(Element data from apps and pages)
+===+

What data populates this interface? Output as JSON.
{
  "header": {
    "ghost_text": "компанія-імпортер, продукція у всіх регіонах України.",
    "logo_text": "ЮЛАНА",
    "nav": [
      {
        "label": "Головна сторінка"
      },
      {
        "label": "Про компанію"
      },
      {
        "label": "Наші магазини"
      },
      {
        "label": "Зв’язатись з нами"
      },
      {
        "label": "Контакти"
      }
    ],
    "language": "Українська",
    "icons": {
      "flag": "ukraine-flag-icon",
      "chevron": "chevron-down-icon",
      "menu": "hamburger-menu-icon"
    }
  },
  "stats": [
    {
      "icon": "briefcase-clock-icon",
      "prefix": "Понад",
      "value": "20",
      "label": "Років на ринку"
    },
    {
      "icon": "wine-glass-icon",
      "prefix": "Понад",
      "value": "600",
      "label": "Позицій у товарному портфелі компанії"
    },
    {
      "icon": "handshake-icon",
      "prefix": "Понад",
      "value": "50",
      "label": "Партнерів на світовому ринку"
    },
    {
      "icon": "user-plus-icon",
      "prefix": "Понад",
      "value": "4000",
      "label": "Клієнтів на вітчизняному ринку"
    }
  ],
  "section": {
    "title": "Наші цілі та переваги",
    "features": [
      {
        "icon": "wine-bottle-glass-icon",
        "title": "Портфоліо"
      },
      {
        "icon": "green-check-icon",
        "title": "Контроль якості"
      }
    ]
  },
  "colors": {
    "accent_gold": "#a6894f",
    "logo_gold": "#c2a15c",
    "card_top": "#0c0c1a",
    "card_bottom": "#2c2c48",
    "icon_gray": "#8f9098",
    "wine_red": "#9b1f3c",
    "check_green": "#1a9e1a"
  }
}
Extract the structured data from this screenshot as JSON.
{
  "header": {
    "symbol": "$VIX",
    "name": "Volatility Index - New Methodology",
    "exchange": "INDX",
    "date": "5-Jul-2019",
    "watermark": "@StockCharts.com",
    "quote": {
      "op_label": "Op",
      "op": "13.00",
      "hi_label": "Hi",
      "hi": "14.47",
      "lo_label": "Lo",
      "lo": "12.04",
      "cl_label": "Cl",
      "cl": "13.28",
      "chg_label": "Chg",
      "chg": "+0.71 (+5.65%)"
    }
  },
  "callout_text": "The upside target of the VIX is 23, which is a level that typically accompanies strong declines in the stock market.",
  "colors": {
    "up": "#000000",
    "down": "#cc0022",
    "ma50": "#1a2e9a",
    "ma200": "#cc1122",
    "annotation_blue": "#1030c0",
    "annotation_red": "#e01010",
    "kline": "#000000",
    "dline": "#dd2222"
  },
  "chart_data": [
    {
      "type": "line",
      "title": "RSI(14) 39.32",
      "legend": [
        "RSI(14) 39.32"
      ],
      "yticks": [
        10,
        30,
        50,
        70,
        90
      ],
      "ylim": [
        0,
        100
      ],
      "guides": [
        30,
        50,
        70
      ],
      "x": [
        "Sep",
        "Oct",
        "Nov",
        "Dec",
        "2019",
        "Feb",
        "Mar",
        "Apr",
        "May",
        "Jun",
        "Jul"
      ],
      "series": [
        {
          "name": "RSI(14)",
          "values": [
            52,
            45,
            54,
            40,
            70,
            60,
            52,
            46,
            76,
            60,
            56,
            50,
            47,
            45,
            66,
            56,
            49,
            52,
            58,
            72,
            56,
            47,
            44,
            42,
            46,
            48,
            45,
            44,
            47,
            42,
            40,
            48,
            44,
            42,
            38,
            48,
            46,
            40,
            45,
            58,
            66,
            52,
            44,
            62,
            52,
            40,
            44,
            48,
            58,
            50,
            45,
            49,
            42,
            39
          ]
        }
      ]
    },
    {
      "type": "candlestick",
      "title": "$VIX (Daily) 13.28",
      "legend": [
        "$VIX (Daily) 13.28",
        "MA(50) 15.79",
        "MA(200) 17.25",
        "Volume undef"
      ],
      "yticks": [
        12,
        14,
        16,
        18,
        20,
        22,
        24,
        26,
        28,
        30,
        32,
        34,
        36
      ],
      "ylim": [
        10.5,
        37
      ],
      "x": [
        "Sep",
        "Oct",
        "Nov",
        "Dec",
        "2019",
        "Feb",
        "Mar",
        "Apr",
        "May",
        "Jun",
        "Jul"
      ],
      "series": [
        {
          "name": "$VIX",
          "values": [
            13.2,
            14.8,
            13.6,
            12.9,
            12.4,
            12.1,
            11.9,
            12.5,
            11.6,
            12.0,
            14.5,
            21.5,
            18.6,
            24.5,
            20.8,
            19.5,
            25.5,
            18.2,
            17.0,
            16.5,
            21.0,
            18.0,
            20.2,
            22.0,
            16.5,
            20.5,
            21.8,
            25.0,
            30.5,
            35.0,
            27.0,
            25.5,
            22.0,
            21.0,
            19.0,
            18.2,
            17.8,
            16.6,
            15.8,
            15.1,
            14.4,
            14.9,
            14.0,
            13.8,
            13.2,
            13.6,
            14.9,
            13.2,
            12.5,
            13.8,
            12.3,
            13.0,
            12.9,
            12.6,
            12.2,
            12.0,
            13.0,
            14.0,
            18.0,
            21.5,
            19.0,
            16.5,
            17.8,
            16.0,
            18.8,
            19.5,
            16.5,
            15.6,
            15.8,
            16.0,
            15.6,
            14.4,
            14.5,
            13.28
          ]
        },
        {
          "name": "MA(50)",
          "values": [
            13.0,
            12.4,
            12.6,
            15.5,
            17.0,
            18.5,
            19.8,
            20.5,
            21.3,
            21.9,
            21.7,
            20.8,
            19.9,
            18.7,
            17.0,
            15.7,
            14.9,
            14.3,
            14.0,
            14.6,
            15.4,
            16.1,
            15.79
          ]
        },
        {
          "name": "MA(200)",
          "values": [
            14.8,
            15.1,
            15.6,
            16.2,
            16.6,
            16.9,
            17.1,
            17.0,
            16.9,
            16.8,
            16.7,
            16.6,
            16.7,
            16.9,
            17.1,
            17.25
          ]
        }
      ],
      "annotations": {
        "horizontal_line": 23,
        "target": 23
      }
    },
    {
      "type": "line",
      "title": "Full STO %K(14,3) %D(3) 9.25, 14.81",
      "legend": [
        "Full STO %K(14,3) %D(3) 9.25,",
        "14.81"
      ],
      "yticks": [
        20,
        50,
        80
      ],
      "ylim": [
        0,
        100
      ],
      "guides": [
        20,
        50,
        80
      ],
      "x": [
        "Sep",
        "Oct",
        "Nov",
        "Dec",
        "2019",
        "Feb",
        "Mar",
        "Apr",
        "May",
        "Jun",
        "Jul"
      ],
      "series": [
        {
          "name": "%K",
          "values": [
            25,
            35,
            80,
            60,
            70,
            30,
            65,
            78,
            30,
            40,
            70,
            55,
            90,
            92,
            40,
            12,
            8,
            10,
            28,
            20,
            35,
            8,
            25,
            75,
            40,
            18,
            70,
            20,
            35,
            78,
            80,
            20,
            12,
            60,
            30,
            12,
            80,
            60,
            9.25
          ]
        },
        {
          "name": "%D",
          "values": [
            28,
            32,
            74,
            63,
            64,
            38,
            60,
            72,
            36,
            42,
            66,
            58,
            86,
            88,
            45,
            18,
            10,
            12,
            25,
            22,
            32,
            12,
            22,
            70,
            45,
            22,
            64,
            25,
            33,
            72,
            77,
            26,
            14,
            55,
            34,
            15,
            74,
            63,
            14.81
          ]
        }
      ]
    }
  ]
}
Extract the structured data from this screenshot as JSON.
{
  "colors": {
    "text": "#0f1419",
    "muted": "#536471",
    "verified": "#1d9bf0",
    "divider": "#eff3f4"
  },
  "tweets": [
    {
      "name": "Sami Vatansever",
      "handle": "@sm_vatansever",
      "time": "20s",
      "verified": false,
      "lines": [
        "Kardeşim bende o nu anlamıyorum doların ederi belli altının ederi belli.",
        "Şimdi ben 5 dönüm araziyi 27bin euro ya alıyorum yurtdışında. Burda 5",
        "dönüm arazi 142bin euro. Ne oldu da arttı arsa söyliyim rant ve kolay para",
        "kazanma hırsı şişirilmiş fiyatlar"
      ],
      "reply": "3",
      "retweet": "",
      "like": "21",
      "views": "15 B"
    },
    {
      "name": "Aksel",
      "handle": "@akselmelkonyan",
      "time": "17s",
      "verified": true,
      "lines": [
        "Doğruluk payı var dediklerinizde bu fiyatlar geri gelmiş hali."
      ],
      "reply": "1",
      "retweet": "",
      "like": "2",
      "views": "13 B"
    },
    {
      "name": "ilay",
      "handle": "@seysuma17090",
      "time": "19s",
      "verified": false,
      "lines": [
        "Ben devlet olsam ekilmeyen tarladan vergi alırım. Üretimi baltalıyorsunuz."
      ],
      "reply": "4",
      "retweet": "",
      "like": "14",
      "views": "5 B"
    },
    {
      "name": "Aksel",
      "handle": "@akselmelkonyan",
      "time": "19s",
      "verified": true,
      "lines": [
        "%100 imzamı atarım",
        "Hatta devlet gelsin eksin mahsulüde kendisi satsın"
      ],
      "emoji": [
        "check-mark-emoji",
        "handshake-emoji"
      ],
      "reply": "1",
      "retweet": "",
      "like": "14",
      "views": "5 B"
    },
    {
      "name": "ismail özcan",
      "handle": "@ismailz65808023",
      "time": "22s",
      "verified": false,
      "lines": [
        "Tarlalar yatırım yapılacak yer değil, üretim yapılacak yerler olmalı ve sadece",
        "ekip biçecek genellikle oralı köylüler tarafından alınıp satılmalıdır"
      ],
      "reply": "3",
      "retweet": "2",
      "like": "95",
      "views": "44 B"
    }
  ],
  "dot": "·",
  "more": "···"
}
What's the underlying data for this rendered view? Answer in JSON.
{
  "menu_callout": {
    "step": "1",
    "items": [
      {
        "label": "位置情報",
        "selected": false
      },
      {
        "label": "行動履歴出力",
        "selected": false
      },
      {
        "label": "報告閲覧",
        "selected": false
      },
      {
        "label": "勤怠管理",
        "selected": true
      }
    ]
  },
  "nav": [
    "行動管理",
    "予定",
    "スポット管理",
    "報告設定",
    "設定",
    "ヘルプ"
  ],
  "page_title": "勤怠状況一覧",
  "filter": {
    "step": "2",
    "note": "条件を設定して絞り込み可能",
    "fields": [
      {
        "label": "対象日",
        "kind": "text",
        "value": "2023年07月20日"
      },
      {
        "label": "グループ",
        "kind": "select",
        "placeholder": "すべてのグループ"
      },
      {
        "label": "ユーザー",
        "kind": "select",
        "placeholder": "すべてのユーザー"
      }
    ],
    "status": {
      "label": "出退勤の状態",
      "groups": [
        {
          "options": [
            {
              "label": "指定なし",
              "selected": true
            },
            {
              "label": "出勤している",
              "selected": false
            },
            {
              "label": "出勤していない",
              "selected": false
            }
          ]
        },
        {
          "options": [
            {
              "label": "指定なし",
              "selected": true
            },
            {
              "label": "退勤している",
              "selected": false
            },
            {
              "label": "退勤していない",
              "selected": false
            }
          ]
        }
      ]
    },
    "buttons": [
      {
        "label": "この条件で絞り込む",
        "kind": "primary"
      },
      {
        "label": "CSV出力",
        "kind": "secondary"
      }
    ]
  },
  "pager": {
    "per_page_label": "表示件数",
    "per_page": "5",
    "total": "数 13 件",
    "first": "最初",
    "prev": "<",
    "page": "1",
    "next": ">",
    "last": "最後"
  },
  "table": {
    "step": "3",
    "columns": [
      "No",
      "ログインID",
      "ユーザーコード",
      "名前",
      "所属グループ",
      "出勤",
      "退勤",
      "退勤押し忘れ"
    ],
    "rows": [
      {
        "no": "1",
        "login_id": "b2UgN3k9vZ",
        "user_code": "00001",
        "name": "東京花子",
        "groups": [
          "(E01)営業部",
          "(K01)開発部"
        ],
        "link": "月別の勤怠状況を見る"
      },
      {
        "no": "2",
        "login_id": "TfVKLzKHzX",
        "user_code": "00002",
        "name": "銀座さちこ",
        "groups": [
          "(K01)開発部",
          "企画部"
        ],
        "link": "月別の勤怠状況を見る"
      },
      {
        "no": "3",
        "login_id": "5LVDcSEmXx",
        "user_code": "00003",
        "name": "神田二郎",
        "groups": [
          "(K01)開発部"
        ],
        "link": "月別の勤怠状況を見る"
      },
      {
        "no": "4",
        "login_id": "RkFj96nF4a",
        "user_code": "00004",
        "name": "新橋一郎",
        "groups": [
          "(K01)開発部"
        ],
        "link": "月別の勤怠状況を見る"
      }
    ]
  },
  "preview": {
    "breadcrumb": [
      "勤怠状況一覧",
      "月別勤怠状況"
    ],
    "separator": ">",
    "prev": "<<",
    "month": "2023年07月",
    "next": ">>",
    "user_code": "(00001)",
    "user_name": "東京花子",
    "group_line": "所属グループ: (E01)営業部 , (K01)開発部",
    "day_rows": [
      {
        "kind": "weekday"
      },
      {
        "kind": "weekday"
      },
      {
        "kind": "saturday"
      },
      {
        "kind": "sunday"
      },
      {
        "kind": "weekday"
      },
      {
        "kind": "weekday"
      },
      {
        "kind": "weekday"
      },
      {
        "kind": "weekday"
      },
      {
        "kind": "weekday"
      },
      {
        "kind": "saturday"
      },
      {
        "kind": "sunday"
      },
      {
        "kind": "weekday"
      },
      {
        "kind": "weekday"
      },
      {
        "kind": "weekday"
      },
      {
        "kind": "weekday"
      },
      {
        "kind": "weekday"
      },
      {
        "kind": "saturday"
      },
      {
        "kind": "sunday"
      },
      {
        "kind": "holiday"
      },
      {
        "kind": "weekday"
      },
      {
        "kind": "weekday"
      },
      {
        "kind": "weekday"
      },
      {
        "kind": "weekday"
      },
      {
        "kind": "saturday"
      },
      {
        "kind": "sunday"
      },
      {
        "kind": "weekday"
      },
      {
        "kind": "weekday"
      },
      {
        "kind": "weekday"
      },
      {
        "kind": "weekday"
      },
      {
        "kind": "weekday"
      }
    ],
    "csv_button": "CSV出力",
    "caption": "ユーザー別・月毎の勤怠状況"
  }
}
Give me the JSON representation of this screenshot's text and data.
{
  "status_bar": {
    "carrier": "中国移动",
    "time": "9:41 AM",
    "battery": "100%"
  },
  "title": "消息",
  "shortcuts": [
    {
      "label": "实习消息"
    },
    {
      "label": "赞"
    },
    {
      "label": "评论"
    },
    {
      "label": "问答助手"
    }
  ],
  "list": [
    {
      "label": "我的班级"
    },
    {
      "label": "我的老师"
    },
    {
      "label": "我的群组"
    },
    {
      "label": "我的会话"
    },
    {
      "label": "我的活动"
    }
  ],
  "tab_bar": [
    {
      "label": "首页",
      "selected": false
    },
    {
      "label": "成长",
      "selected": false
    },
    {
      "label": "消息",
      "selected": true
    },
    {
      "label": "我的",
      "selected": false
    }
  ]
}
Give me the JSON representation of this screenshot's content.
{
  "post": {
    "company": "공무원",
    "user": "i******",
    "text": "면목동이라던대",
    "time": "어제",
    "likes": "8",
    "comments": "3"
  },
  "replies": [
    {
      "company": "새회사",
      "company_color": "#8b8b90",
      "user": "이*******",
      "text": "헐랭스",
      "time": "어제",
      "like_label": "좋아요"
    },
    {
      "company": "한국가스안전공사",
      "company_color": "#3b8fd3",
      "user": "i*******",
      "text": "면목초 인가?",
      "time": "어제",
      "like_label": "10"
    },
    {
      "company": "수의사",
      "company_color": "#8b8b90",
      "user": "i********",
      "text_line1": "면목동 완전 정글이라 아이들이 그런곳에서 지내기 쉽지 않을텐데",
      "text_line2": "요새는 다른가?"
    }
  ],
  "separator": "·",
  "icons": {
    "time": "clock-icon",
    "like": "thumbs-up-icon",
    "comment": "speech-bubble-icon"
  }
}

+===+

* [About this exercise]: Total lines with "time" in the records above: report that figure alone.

* [Result of this task]: 10